“Tracking update” emails purporting to be from Australia Post claim that your delivery is on its way. The emails claim that the supposed deliveries are from various well-known stores such as The Good Guys and Officeworks. The messages invite you to click a button to track your delivery.
The emails are not from Australia Post and they have no connection to the stores they name.They are a criminal ruse design to trick you into downloading and installing malware.
According to these ‘tracking update” emails, which purport to be from Australia Post, your delivery is on its way and you can click a button to track its progress. The emails claim that the goods being delivered are from various well-known Australian businesses, including Officeworks and The Good Guys. The emails include Australia Post logos along with generic delivery information.
However, the emails are not from Australia Post and they are not in any way associated with the businesses they list as the sources of the supposed deliveries. In fact, the fraudulent emails are designed to trick you into installing malware on your computer.

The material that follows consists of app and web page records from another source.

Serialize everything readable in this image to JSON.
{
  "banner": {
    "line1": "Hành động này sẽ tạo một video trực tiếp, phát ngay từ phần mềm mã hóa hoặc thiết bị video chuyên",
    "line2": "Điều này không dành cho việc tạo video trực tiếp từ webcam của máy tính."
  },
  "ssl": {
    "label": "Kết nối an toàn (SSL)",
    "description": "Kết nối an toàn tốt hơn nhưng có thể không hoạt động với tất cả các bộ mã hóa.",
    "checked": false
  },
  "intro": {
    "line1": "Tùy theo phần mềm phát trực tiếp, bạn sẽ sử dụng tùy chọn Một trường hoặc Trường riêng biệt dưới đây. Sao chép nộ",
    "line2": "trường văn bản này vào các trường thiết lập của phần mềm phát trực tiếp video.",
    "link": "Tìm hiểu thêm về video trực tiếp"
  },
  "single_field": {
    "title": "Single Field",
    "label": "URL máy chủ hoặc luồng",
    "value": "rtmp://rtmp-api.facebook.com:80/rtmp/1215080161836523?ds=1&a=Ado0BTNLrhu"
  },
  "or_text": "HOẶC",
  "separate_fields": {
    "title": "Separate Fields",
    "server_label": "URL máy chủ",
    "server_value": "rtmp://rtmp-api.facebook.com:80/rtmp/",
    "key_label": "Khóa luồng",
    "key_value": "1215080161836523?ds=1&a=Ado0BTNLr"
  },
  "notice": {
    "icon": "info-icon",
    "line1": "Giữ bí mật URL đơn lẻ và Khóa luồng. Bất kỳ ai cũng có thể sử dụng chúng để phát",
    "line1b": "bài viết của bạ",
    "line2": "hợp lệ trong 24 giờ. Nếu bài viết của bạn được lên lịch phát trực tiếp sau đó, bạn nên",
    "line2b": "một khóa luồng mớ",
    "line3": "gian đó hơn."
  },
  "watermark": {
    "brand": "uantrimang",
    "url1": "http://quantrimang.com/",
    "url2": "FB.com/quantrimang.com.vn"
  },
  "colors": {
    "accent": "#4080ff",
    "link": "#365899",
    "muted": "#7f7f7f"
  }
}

If you click the “Track your delivery” button, you will be taken to a website that claims you must now download a file to see the delivery details. But, alas, if you do download and open the file, malware can be installed on your computer.
The exact nature of this malware may vary. It may be ransomware that locks up your computer’s files and then demands that you pay a fee to online criminals to retrieve a decryption key for your locked files. Or it may be malware that is designed to steal sensitive information such as banking passwords.
The criminals hope that at least a few people, knowing that they are not expecting any deliveries from the named companies, may click the link in the hope of getting more information. And, of course, a few people who actually are expecting a delivery may click without due caution.
If you receive one of these emails do not click any links or open any attachments that it contains.
A page on the Australia Post website contains information about various AustraliaPost related scams and malware attacks.
Last updated: October 27, 2016
First published: October 27, 2016
By Brett M. Christensen
Importance NoticeAfter considerable thought and with an ache in my heart, I have decided that the time has come to close down the Hoax-Slayer website.
These days, the site does not generate enough revenue to cover expenses, and I do not have the financial resources to sustain it going forward.
Moreover, I now work long hours in a full-time and physically taxing job, so maintaining and managing the website and publishing new material has become difficult for me.
And finally, after 18 years of writing about scams and hoaxes, I feel that it is time for me to take my fingers off the keyboard and focus on other projects and pastimes.
When I first started Hoax-Slayer, I never dreamed that I would still be working on the project all these years later or that it would become such an important part of my life. It's been a fantastic and engaging experience and one that I will always treasure.
I hope that my work over the years has helped to make the Internet a little safer and thwarted the activities of at least a few scammers and malicious pranksters.
A Big Thank YouI would also like to thank all of those wonderful people who have supported the project by sharing information from the site, contributing examples of scams and hoaxes, offering suggestions, donating funds, or helping behind the scenes.
I would especially like to thank David White for his tireless contribution to the Hoax-Slayer Facebook Page over many years. David's support has been invaluable, and I can not thank him enough.
Closing DateHoax-Slayer will still be around for a few weeks while I wind things down. The site will go offline on May 31, 2021. While I will not be publishing any new posts, you can still access existing material on the site until the date of closure.
Thank you, one and all!